Instructions for the task: Go through the material line by line and copy each one with the word "Exodus".

Information:
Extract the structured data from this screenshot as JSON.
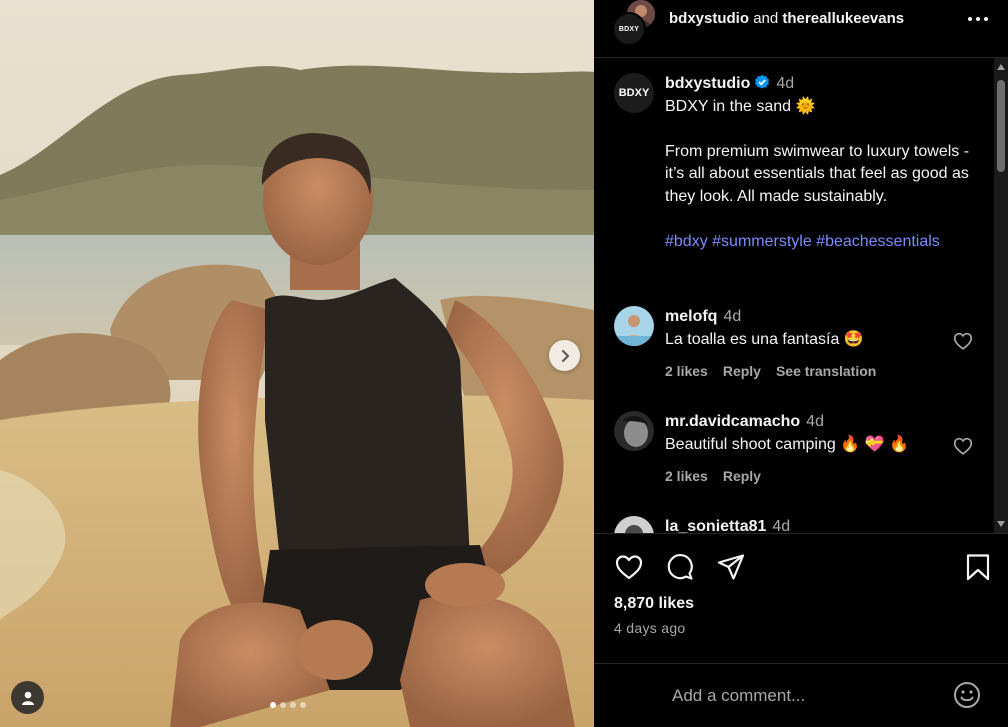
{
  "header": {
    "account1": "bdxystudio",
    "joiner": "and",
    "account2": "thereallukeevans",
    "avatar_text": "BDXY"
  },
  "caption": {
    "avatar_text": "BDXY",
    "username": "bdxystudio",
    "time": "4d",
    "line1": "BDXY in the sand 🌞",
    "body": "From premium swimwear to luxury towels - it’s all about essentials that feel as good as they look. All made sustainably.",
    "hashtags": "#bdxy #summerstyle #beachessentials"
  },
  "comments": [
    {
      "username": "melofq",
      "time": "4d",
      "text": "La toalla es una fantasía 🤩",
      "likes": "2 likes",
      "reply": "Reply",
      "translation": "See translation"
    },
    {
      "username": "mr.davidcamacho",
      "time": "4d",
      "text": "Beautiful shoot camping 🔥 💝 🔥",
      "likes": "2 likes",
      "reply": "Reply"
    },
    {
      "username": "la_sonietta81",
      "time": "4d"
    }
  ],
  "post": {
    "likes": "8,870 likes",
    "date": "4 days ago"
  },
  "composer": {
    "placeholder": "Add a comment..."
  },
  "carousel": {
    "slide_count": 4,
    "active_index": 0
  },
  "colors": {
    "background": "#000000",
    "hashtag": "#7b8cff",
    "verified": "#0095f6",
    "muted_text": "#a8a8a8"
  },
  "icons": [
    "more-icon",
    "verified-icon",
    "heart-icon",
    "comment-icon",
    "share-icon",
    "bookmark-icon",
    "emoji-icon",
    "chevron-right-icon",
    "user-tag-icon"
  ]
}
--
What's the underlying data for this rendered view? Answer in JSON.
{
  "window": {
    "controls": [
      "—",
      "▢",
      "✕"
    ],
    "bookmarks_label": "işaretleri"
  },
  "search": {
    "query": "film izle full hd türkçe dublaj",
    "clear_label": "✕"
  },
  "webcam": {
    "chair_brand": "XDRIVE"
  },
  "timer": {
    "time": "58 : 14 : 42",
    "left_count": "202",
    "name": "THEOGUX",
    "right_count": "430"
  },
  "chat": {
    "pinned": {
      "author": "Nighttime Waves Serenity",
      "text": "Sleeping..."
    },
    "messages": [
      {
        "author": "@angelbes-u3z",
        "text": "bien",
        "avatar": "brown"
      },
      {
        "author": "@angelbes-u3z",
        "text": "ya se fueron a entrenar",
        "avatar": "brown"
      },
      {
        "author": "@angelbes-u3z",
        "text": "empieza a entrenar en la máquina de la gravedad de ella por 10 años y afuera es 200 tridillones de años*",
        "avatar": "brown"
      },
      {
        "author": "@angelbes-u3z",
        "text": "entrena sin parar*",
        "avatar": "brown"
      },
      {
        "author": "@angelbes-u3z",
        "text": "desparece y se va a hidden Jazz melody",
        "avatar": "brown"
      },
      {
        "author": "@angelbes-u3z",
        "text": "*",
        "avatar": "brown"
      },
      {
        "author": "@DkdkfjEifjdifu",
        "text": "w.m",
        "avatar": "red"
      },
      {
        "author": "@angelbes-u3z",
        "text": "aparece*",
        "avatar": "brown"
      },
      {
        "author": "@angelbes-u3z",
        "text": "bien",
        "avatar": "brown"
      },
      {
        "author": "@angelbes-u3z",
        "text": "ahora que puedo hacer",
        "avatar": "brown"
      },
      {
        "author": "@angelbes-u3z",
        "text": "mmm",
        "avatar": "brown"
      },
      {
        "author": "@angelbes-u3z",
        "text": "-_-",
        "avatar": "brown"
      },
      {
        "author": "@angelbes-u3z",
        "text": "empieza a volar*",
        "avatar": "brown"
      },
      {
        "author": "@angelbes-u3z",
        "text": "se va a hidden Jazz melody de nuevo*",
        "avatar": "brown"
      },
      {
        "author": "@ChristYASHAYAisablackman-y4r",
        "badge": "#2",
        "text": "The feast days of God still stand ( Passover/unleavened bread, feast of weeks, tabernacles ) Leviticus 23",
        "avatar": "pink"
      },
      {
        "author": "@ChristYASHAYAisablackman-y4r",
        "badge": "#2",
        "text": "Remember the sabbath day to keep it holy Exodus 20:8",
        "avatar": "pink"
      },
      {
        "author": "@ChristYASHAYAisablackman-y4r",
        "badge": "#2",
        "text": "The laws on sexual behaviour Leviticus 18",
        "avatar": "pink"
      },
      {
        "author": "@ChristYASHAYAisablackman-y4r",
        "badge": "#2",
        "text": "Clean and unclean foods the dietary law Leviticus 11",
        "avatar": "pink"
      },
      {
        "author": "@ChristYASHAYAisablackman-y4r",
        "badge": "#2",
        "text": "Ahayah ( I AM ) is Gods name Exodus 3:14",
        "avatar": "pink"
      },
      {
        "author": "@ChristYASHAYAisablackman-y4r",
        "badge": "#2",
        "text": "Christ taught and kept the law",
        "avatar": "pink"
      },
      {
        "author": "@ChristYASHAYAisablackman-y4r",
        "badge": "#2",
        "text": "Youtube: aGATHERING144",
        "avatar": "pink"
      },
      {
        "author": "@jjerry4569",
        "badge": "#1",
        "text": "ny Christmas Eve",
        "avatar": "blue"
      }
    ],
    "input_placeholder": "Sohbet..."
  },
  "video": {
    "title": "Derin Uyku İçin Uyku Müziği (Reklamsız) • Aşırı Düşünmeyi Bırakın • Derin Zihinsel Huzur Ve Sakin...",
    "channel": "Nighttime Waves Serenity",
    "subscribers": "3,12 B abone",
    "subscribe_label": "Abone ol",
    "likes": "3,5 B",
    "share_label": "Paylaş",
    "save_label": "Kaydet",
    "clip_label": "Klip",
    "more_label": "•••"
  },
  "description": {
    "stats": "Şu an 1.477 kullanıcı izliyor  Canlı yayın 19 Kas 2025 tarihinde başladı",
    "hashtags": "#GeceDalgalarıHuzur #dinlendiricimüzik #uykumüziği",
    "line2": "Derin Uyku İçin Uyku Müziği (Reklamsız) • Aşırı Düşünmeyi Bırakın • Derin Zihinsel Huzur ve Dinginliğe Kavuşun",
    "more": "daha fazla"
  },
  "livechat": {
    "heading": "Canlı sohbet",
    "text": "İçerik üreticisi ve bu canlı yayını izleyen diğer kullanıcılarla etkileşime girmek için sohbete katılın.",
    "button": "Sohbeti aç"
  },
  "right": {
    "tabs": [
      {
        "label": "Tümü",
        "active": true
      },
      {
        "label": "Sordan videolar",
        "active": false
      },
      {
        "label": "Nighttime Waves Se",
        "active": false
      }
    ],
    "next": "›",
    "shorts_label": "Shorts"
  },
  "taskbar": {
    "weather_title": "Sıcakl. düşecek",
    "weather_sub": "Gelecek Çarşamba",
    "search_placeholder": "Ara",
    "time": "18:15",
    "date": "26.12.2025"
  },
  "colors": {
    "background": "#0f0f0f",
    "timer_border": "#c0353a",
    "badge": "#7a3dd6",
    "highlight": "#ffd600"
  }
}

Answer to the problem:
        "text": "Remember the sabbath day to keep it holy Exodus 20:8",
        "text": "Ahayah ( I AM ) is Gods name Exodus 3:14",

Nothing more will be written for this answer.